By high school I had noticed that I liked boys and girls. I liked one girl in particular, and friends were quick to call us lesbians. But I knew that I wasn’t a lesbian. I liked boys too. So I must be straight. Same-sex love was wrong, so I dated boys instead. I pretended it didn’t matter. It was just experimental. It wasn’t real. Things ended badly with her.
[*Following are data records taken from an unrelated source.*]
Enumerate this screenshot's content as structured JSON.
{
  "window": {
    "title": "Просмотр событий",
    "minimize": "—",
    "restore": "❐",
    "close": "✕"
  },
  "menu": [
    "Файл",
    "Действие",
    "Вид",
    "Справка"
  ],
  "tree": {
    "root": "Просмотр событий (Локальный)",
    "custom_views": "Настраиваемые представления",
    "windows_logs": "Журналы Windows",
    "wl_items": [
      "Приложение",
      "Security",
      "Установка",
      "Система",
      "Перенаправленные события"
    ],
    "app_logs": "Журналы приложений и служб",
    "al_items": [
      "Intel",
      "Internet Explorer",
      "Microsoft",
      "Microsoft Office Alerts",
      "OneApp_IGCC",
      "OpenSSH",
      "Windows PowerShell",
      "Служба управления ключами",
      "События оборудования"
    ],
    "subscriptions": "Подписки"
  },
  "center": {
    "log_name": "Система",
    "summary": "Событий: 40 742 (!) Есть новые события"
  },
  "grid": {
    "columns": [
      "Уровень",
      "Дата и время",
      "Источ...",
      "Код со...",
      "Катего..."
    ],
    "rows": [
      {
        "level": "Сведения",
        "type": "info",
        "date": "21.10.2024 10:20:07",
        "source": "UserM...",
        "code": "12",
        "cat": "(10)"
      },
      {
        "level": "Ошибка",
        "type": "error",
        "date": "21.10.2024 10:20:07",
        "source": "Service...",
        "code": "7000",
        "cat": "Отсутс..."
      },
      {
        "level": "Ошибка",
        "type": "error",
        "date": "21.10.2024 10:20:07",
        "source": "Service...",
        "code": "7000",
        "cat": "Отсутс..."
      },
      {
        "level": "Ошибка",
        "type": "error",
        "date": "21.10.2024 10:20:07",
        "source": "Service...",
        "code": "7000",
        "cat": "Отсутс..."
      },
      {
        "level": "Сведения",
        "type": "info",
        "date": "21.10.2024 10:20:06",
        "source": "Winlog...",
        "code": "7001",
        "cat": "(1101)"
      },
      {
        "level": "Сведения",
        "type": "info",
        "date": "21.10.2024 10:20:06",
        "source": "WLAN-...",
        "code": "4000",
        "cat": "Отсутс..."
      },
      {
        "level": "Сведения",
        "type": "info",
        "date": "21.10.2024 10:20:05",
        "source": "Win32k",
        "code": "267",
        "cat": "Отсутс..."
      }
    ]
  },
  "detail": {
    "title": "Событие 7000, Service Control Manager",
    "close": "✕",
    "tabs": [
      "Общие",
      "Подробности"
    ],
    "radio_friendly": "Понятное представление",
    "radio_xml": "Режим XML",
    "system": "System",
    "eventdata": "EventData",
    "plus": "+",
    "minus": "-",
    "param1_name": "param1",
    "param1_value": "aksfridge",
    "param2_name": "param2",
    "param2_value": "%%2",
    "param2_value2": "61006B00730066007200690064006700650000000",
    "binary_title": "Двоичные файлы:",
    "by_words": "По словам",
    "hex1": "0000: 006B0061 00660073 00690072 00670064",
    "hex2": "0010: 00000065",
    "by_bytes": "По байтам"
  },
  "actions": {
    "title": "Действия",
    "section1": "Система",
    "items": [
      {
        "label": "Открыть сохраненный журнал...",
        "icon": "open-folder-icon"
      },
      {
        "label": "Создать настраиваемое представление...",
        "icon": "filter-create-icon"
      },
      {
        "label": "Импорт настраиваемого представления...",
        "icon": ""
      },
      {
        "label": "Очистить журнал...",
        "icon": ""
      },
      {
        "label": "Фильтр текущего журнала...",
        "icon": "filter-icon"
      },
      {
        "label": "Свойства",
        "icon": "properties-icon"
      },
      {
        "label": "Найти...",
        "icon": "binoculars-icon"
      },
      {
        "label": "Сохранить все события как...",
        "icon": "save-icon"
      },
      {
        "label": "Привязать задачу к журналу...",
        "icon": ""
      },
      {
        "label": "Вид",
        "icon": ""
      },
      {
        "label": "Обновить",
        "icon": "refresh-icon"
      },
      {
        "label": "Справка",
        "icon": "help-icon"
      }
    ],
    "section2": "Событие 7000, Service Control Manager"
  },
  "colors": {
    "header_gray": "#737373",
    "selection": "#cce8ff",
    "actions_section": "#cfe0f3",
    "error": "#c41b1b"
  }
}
My male partner of 4 years eventually knew that I was bisexual, but I didn’t tell many others. After all, I was with a man, so I told myself it didn’t matter. With men, I could picture the white dress, the church wedding, the kids, the life. I knew I liked women, but I grew up in a world where a marriage to a woman would be a ceremony not respected by the law. It wouldn’t feel like a real marriage, because it would not be equal to a marriage with a man. It would be a scandal. I could lose my job.
I grew up in a world where my civil rights were denied so fully that it began to seem like a fact of life. I don’t know when it happened, and I hate that it happened, but at some point it began to seem normal. Society told me that same-sex love was less, that I was less worthy, that the bisexual part of me was deviant and wrong, and eventually a part of me believed it.

I didn’t realize how much I had accepted this utter violation of my rights until marriage was legalized in my current state of residence, Illinois. It didn’t feel real. I didn’t know what to do. It still doesn’t feel real. Now spending the rest of my life with a woman is just as viable an option as spending my life with a man. I can really, fully, love and marry who I want. I don’t know how to feel. I am finally equal (at least under the law), and I feel happy, I feel like jumping up and down, I feel like crying, I feel… more than a little scared that it will be taken away.


Read the rest of this poignant post over at Liz's blog: